Icahn increases Motorola stake

Anticipating a surge in the stock after Motorola splits itself in two next year, billionaire investor Carl Icahn bumps his stake in the company to 203 million shares.

Lance Whitney Contributing Writer
Lance Whitney is a freelance technology writer and trainer and a former IT professional. He's written for Time, CNET, PCMag, and several other publications. He's the author of two tech books--one on Windows and another on LinkedIn.
Lance Whitney
2 min read

At least one notable investor is expecting a windfall after Motorola splits the company into two next year.

Carl Icahn has bumped his stake in Motorola.
Carl Icahn has bumped his stake in Motorola. icahnreport.com

Since the start of 2010, billionaire investor Carl Icahn has boosted his stake in Motorola to 203.3 million shares, or around 8.8 percent of outstanding shares, from 119.8 million at the end of 2009, according to an SEC filing.

A person familiar with the matter told The Wall Street Journal (subscription required) that Icahn believes his investment will jump next year after Motorola splits itself into two separate companies. "He perceives there is value to be unlocked," the Journal quoted its source.

Following pressure by Icahn and other investors, Motorola announced its intention in 2008 to separate itself into two different, public companies--one to focus on mobile devices and home entertainment products, the other to concentrate on enterprise mobile solutions and network businesses. Current Motorola co-CEO Sanjay Jha will run the mobile device and home entertainment company, while his fellow co-CEO, Greg Brown, will manage the enterprise business.

Initially, the split was supposed to occur in the third quarter of 2009. But poor financial results put a crimp in that plan, delaying the move until the first quarter of 2011.

Icahn's relationship with Motorola management has been contentious, to say the least.
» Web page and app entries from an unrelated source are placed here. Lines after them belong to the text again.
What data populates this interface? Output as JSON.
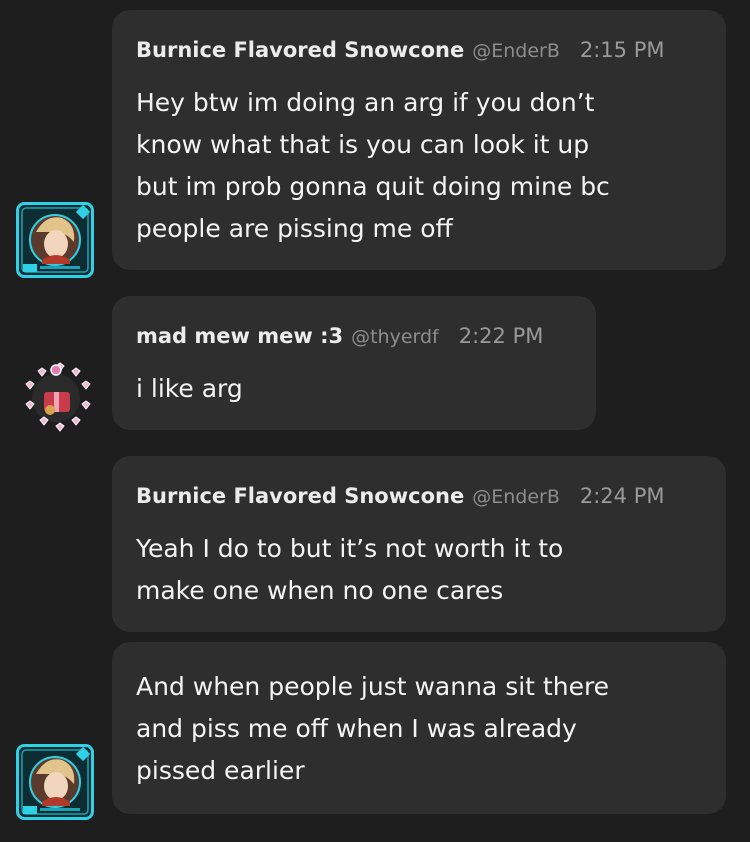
{
  "messages": [
    {
      "author": "Burnice Flavored Snowcone",
      "handle": "@EnderB",
      "time": "2:15 PM",
      "lines": [
        "Hey btw im doing an arg if you don’t",
        "know what that is you can look it up",
        "but im prob gonna quit doing mine bc",
        "people are pissing me off"
      ]
    },
    {
      "author": "mad mew mew :3",
      "handle": "@thyerdf",
      "time": "2:22 PM",
      "lines": [
        "i like arg"
      ]
    },
    {
      "author": "Burnice Flavored Snowcone",
      "handle": "@EnderB",
      "time": "2:24 PM",
      "lines": [
        "Yeah I do to but it’s not worth it to",
        "make one when no one cares"
      ]
    },
    {
      "lines": [
        "And when people just wanna sit there",
        "and piss me off when I was already",
        "pissed earlier"
      ]
    }
  ],
  "colors": {
    "background": "#1e1e1e",
    "bubble": "#2e2e2e",
    "card_frame": "#2fd1e6",
    "heart_badge": "#e27bb2"
  },
  "icons": {
    "avatar_burnice": "profile-card-avatar",
    "avatar_madmew": "heart-ring-avatar"
  }
}
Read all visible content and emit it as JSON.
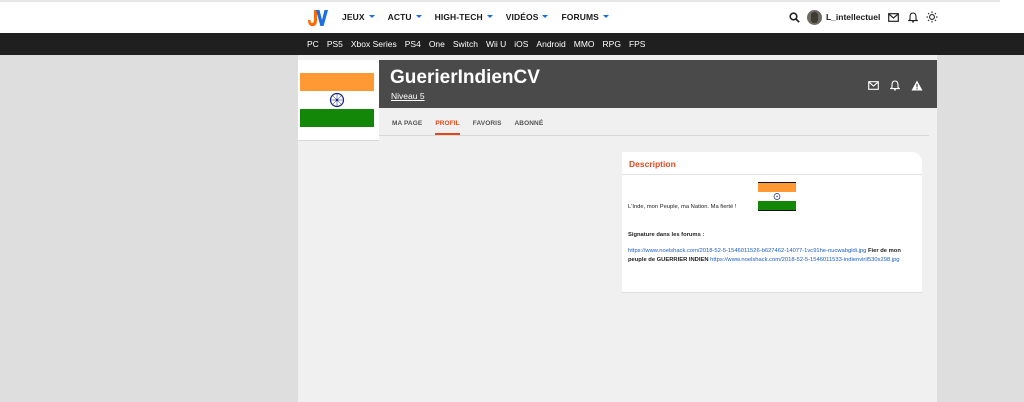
{
  "header": {
    "logo_text": "JV",
    "nav": [
      {
        "label": "JEUX"
      },
      {
        "label": "ACTU"
      },
      {
        "label": "HIGH-TECH"
      },
      {
        "label": "VIDÉOS"
      },
      {
        "label": "FORUMS"
      }
    ],
    "username": "L_intellectuel",
    "icons": [
      "search-icon",
      "avatar",
      "mail-icon",
      "bell-icon",
      "sun-icon"
    ]
  },
  "platforms": [
    "PC",
    "PS5",
    "Xbox Series",
    "PS4",
    "One",
    "Switch",
    "Wii U",
    "iOS",
    "Android",
    "MMO",
    "RPG",
    "FPS"
  ],
  "profile": {
    "name": "GuerierIndienCV",
    "level": "Niveau 5",
    "tabs": [
      "MA PAGE",
      "PROFIL",
      "FAVORIS",
      "ABONNÉ"
    ],
    "active_tab": "PROFIL",
    "actions": [
      "mail-icon",
      "bell-icon",
      "warning-icon"
    ]
  },
  "description": {
    "title": "Description",
    "text": "L'Inde, mon Peuple, ma Nation. Ma fierté !",
    "signature_label": "Signature dans les forums :",
    "signature_link1": "https://www.noelshack.com/2018-52-5-1546011526-b627462-14077-1vc91he-nucwabgldi.jpg",
    "signature_text": "Fier de mon peuple de GUERRIER INDIEN",
    "signature_link2": "https://www.noelshack.com/2018-52-5-1546011533-indienviril530x298.jpg"
  },
  "colors": {
    "accent": "#e2481d",
    "nav_caret": "#1b6fe0",
    "header_bg": "#4a4a4a",
    "platform_bar": "#1f1f1f",
    "link": "#1a5fc8"
  }
}
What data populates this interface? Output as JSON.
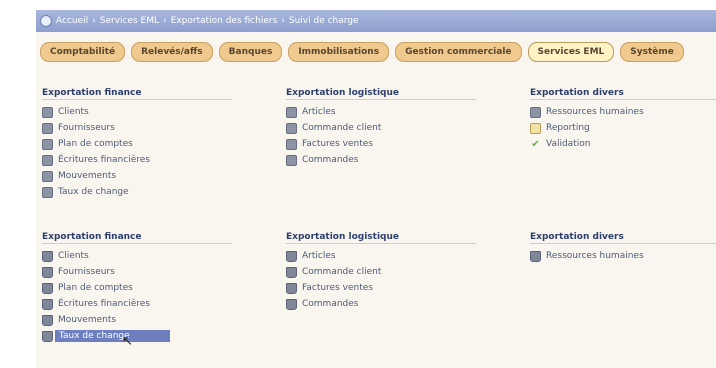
{
  "breadcrumb": [
    "Accueil",
    "Services EML",
    "Exportation des fichiers",
    "Suivi de charge"
  ],
  "tabs": [
    {
      "label": "Comptabilité"
    },
    {
      "label": "Relevés/affs"
    },
    {
      "label": "Banques"
    },
    {
      "label": "Immobilisations"
    },
    {
      "label": "Gestion commerciale"
    },
    {
      "label": "Services EML",
      "active": true
    },
    {
      "label": "Système"
    }
  ],
  "upper": {
    "finance": {
      "title": "Exportation finance",
      "items": [
        "Clients",
        "Fournisseurs",
        "Plan de comptes",
        "Écritures financières",
        "Mouvements",
        "Taux de change"
      ]
    },
    "logistique": {
      "title": "Exportation logistique",
      "items": [
        "Articles",
        "Commande client",
        "Factures ventes",
        "Commandes"
      ]
    },
    "divers": {
      "title": "Exportation divers",
      "items": [
        "Ressources humaines",
        "Reporting",
        "Validation"
      ]
    }
  },
  "lower": {
    "finance": {
      "title": "Exportation finance",
      "items": [
        "Clients",
        "Fournisseurs",
        "Plan de comptes",
        "Écritures financières",
        "Mouvements",
        "Taux de change"
      ]
    },
    "logistique": {
      "title": "Exportation logistique",
      "items": [
        "Articles",
        "Commande client",
        "Factures ventes",
        "Commandes"
      ]
    },
    "divers": {
      "title": "Exportation divers",
      "items": [
        "Ressources humaines"
      ]
    }
  },
  "icons": {
    "upper": "file-icon",
    "lower": "database-icon",
    "doc": "document-icon",
    "check": "checkmark-icon"
  },
  "colors": {
    "titlebar": "#8d9fcf",
    "tab": "#f0c98e",
    "selection": "#6e7fbf"
  }
}
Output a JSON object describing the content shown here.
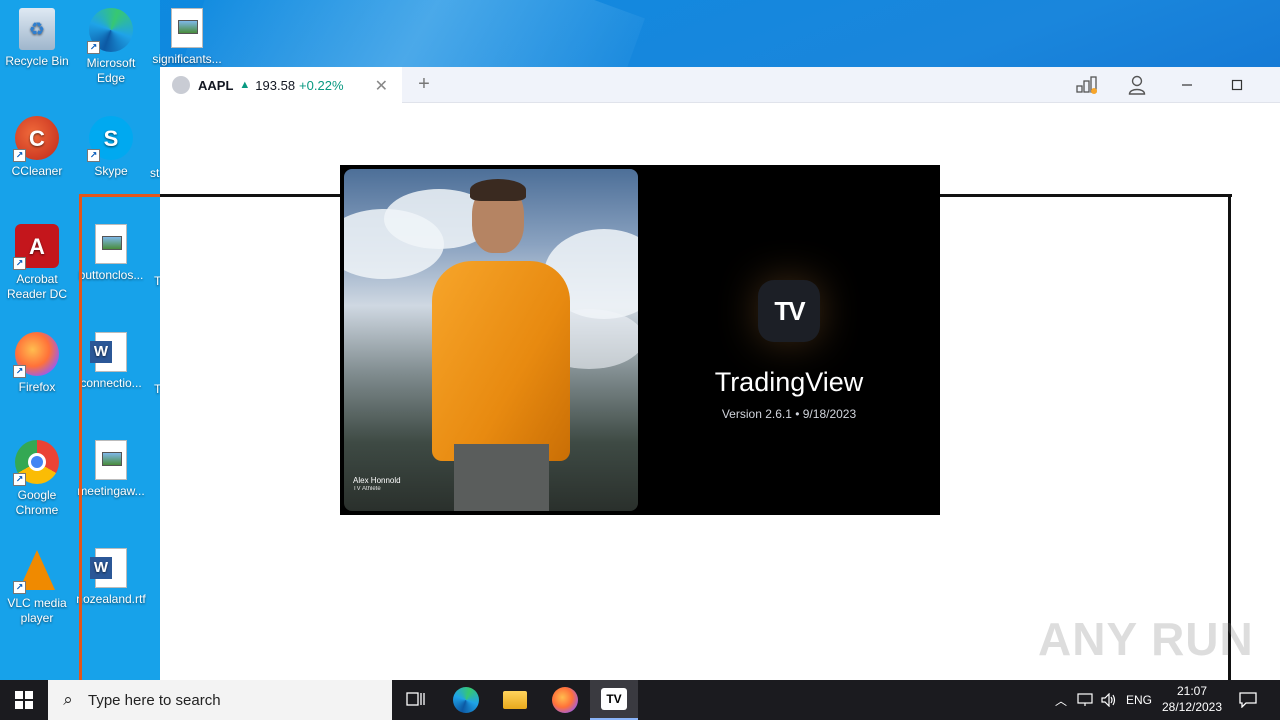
{
  "desktop": {
    "icons": [
      {
        "label": "Recycle Bin"
      },
      {
        "label": "Microsoft Edge"
      },
      {
        "label": "significants..."
      },
      {
        "label": "CCleaner"
      },
      {
        "label": "Skype"
      },
      {
        "label": "st"
      },
      {
        "label": "Acrobat Reader DC"
      },
      {
        "label": "buttonclos..."
      },
      {
        "label": "T"
      },
      {
        "label": "Firefox"
      },
      {
        "label": "connectio..."
      },
      {
        "label": "T"
      },
      {
        "label": "Google Chrome"
      },
      {
        "label": "meetingaw..."
      },
      {
        "label": "VLC media player"
      },
      {
        "label": "nozealand.rtf"
      }
    ]
  },
  "app": {
    "tab": {
      "symbol": "AAPL",
      "direction": "▲",
      "price": "193.58",
      "change": "+0.22%",
      "close": "✕"
    },
    "new_tab": "+",
    "splash": {
      "name": "TradingView",
      "version": "Version 2.6.1 • 9/18/2023",
      "logo_text": "TV",
      "photo_caption": "Alex Honnold",
      "photo_sub": "TV Athlete"
    }
  },
  "watermark": "ANY RUN",
  "taskbar": {
    "search_placeholder": "Type here to search",
    "language": "ENG",
    "time": "21:07",
    "date": "28/12/2023"
  },
  "colors": {
    "accent_green": "#089981",
    "orange_line": "#e2561b",
    "taskbar_bg": "#1b1b1f"
  }
}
After initially buying up a number of shares in 2007, Icahn felt the company's weak financials were depressing the stock price and lobbied for a seat on the board.

At the same time, the billionaire was battling Motorola to get certain legal documents to prove his point that the board should have been doing more to fix the floundering mobile phone business. Icahn urged the board to consider separating the mobile phone operations from the rest of the company.

After a drawn-out proxy fight in which Icahn wanted four people of his choosing on the board, Motorola placated the investor by giving two of his recommendations positions on the board.

Since then, Motorola has experienced a bit of a resurgence. Thanks to the popularity of its Droid smartphone sold through Verizon Wireless, the company surprised investors and analysts with better-than-expected earnings for its first quarter.

But despite the improved financials, Motorola still plans to separate itself. Brown told Dow Jones Newswires and The Wall Street Journal he believes the split is the best move for the company and one that will deliver greater shareholder value than if Motorola stayed in one piece.